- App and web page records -
-------------------------

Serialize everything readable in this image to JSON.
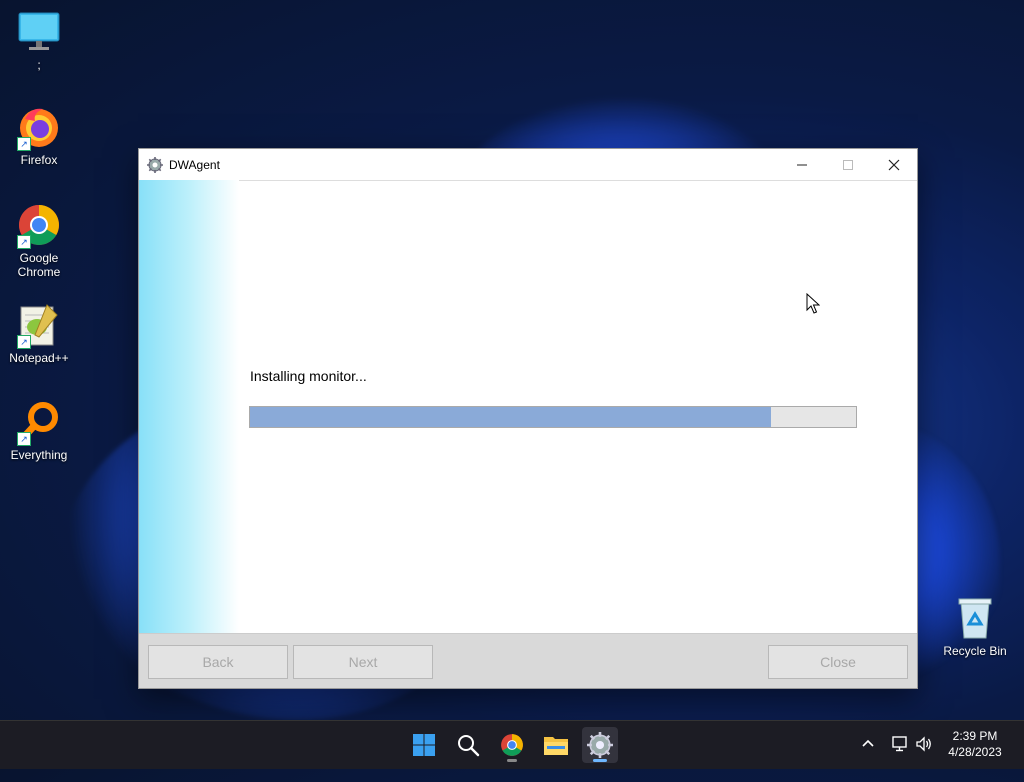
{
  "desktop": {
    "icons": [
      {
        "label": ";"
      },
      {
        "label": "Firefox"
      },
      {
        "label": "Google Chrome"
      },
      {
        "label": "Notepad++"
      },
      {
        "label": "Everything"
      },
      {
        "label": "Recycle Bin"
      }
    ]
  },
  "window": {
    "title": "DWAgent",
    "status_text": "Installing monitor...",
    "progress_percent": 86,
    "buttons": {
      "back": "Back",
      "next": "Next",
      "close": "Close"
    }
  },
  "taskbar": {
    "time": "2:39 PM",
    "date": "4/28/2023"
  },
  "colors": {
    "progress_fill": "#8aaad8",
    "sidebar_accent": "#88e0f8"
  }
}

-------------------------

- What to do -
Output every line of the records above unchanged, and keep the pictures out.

- Answer for the task -
Serialize everything readable in this image to JSON.
{
  "desktop": {
    "icons": [
      {
        "label": ";"
      },
      {
        "label": "Firefox"
      },
      {
        "label": "Google Chrome"
      },
      {
        "label": "Notepad++"
      },
      {
        "label": "Everything"
      },
      {
        "label": "Recycle Bin"
      }
    ]
  },
  "window": {
    "title": "DWAgent",
    "status_text": "Installing monitor...",
    "progress_percent": 86,
    "buttons": {
      "back": "Back",
      "next": "Next",
      "close": "Close"
    }
  },
  "taskbar": {
    "time": "2:39 PM",
    "date": "4/28/2023"
  },
  "colors": {
    "progress_fill": "#8aaad8",
    "sidebar_accent": "#88e0f8"
  }
}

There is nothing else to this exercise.